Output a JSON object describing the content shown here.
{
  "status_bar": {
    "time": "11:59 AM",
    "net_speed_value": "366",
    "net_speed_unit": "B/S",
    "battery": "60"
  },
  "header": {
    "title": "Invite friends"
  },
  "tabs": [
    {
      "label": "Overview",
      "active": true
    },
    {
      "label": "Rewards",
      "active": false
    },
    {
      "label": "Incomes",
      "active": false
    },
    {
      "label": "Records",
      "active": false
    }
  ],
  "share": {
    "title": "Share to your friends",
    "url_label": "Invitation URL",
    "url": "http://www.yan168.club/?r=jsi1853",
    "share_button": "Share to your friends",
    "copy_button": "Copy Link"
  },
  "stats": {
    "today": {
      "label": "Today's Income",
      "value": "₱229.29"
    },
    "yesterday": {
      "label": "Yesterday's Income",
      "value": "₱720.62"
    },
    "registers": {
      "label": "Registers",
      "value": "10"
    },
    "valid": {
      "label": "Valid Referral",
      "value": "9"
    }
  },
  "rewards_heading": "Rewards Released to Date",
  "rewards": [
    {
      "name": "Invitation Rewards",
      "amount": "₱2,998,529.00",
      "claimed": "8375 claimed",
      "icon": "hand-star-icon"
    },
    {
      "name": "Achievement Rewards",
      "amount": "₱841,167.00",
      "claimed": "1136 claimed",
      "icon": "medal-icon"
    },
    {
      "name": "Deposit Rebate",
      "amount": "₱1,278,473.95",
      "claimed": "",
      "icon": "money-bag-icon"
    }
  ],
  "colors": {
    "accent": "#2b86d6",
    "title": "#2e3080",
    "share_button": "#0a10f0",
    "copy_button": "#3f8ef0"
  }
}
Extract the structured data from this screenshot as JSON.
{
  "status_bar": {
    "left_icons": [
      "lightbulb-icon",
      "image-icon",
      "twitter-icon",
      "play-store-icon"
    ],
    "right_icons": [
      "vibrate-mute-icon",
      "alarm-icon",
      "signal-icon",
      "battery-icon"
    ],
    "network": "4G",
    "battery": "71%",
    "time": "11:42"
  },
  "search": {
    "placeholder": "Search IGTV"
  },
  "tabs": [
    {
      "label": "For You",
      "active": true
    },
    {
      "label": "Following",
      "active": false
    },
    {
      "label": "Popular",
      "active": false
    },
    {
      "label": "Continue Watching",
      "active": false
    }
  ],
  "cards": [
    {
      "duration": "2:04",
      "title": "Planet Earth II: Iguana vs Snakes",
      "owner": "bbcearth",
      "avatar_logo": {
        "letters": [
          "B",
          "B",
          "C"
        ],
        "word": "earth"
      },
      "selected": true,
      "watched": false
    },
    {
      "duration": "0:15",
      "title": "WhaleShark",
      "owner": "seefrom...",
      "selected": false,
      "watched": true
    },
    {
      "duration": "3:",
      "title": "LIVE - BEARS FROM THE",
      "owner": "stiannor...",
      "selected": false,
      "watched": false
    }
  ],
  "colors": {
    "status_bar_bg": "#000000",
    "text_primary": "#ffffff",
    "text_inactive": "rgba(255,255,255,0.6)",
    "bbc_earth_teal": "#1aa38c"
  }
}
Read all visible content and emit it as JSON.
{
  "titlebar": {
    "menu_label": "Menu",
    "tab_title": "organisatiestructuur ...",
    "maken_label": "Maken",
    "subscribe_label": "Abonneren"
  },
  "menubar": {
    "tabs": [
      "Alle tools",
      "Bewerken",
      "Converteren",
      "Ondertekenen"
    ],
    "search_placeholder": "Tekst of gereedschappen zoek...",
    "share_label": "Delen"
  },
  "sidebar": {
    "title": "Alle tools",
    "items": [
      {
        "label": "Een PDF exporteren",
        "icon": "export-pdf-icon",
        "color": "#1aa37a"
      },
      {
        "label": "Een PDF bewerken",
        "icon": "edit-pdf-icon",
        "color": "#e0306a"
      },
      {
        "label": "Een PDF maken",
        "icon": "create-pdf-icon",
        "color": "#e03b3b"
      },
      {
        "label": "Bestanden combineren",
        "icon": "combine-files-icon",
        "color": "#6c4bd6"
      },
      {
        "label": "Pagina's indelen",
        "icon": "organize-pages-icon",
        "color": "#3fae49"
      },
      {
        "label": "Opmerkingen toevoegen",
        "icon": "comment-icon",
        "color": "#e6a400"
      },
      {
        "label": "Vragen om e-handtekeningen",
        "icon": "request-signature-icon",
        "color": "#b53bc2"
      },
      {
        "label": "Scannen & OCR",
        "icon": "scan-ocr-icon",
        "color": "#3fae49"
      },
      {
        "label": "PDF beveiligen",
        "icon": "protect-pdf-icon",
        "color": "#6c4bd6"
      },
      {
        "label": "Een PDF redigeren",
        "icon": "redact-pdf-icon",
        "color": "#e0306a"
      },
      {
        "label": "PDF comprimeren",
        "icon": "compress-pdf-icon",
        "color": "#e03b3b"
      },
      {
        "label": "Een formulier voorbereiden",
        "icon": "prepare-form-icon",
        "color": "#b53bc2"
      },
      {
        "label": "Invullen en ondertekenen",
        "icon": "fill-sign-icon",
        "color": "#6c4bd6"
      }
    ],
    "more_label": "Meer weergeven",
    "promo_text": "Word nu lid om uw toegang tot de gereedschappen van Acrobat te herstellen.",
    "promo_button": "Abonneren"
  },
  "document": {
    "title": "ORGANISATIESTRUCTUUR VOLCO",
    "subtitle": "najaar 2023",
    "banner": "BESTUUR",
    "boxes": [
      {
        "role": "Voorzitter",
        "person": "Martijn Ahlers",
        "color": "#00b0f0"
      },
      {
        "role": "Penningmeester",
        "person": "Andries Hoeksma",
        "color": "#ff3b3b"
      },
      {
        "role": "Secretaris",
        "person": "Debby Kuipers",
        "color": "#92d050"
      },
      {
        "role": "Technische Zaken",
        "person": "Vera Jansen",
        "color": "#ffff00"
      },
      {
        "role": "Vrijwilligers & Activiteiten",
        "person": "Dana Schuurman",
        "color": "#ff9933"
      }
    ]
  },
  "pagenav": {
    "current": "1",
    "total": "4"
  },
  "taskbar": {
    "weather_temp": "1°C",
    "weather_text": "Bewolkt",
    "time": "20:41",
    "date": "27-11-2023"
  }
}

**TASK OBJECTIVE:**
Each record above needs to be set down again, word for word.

**OUTPUT FOR THIS TASK:**
Output a JSON object describing the content shown here.
{
  "status_bar": {
    "time": "11:59 AM",
    "net_speed_value": "366",
    "net_speed_unit": "B/S",
    "battery": "60"
  },
  "header": {
    "title": "Invite friends"
  },
  "tabs": [
    {
      "label": "Overview",
      "active": true
    },
    {
      "label": "Rewards",
      "active": false
    },
    {
      "label": "Incomes",
      "active": false
    },
    {
      "label": "Records",
      "active": false
    }
  ],
  "share": {
    "title": "Share to your friends",
    "url_label": "Invitation URL",
    "url": "http://www.yan168.club/?r=jsi1853",
    "share_button": "Share to your friends",
    "copy_button": "Copy Link"
  },
  "stats": {
    "today": {
      "label": "Today's Income",
      "value": "₱229.29"
    },
    "yesterday": {
      "label": "Yesterday's Income",
      "value": "₱720.62"
    },
    "registers": {
      "label": "Registers",
      "value": "10"
    },
    "valid": {
      "label": "Valid Referral",
      "value": "9"
    }
  },
  "rewards_heading": "Rewards Released to Date",
  "rewards": [
    {
      "name": "Invitation Rewards",
      "amount": "₱2,998,529.00",
      "claimed": "8375 claimed",
      "icon": "hand-star-icon"
    },
    {
      "name": "Achievement Rewards",
      "amount": "₱841,167.00",
      "claimed": "1136 claimed",
      "icon": "medal-icon"
    },
    {
      "name": "Deposit Rebate",
      "amount": "₱1,278,473.95",
      "claimed": "",
      "icon": "money-bag-icon"
    }
  ],
  "colors": {
    "accent": "#2b86d6",
    "title": "#2e3080",
    "share_button": "#0a10f0",
    "copy_button": "#3f8ef0"
  }
}
Extract the structured data from this screenshot as JSON.
{
  "status_bar": {
    "left_icons": [
      "lightbulb-icon",
      "image-icon",
      "twitter-icon",
      "play-store-icon"
    ],
    "right_icons": [
      "vibrate-mute-icon",
      "alarm-icon",
      "signal-icon",
      "battery-icon"
    ],
    "network": "4G",
    "battery": "71%",
    "time": "11:42"
  },
  "search": {
    "placeholder": "Search IGTV"
  },
  "tabs": [
    {
      "label": "For You",
      "active": true
    },
    {
      "label": "Following",
      "active": false
    },
    {
      "label": "Popular",
      "active": false
    },
    {
      "label": "Continue Watching",
      "active": false
    }
  ],
  "cards": [
    {
      "duration": "2:04",
      "title": "Planet Earth II: Iguana vs Snakes",
      "owner": "bbcearth",
      "avatar_logo": {
        "letters": [
          "B",
          "B",
          "C"
        ],
        "word": "earth"
      },
      "selected": true,
      "watched": false
    },
    {
      "duration": "0:15",
      "title": "WhaleShark",
      "owner": "seefrom...",
      "selected": false,
      "watched": true
    },
    {
      "duration": "3:",
      "title": "LIVE - BEARS FROM THE",
      "owner": "stiannor...",
      "selected": false,
      "watched": false
    }
  ],
  "colors": {
    "status_bar_bg": "#000000",
    "text_primary": "#ffffff",
    "text_inactive": "rgba(255,255,255,0.6)",
    "bbc_earth_teal": "#1aa38c"
  }
}
Read all visible content and emit it as JSON.
{
  "titlebar": {
    "menu_label": "Menu",
    "tab_title": "organisatiestructuur ...",
    "maken_label": "Maken",
    "subscribe_label": "Abonneren"
  },
  "menubar": {
    "tabs": [
      "Alle tools",
      "Bewerken",
      "Converteren",
      "Ondertekenen"
    ],
    "search_placeholder": "Tekst of gereedschappen zoek...",
    "share_label": "Delen"
  },
  "sidebar": {
    "title": "Alle tools",
    "items": [
      {
        "label": "Een PDF exporteren",
        "icon": "export-pdf-icon",
        "color": "#1aa37a"
      },
      {
        "label": "Een PDF bewerken",
        "icon": "edit-pdf-icon",
        "color": "#e0306a"
      },
      {
        "label": "Een PDF maken",
        "icon": "create-pdf-icon",
        "color": "#e03b3b"
      },
      {
        "label": "Bestanden combineren",
        "icon": "combine-files-icon",
        "color": "#6c4bd6"
      },
      {
        "label": "Pagina's indelen",
        "icon": "organize-pages-icon",
        "color": "#3fae49"
      },
      {
        "label": "Opmerkingen toevoegen",
        "icon": "comment-icon",
        "color": "#e6a400"
      },
      {
        "label": "Vragen om e-handtekeningen",
        "icon": "request-signature-icon",
        "color": "#b53bc2"
      },
      {
        "label": "Scannen & OCR",
        "icon": "scan-ocr-icon",
        "color": "#3fae49"
      },
      {
        "label": "PDF beveiligen",
        "icon": "protect-pdf-icon",
        "color": "#6c4bd6"
      },
      {
        "label": "Een PDF redigeren",
        "icon": "redact-pdf-icon",
        "color": "#e0306a"
      },
      {
        "label": "PDF comprimeren",
        "icon": "compress-pdf-icon",
        "color": "#e03b3b"
      },
      {
        "label": "Een formulier voorbereiden",
        "icon": "prepare-form-icon",
        "color": "#b53bc2"
      },
      {
        "label": "Invullen en ondertekenen",
        "icon": "fill-sign-icon",
        "color": "#6c4bd6"
      }
    ],
    "more_label": "Meer weergeven",
    "promo_text": "Word nu lid om uw toegang tot de gereedschappen van Acrobat te herstellen.",
    "promo_button": "Abonneren"
  },
  "document": {
    "title": "ORGANISATIESTRUCTUUR VOLCO",
    "subtitle": "najaar 2023",
    "banner": "BESTUUR",
    "boxes": [
      {
        "role": "Voorzitter",
        "person": "Martijn Ahlers",
        "color": "#00b0f0"
      },
      {
        "role": "Penningmeester",
        "person": "Andries Hoeksma",
        "color": "#ff3b3b"
      },
      {
        "role": "Secretaris",
        "person": "Debby Kuipers",
        "color": "#92d050"
      },
      {
        "role": "Technische Zaken",
        "person": "Vera Jansen",
        "color": "#ffff00"
      },
      {
        "role": "Vrijwilligers & Activiteiten",
        "person": "Dana Schuurman",
        "color": "#ff9933"
      }
    ]
  },
  "pagenav": {
    "current": "1",
    "total": "4"
  },
  "taskbar": {
    "weather_temp": "1°C",
    "weather_text": "Bewolkt",
    "time": "20:41",
    "date": "27-11-2023"
  }
}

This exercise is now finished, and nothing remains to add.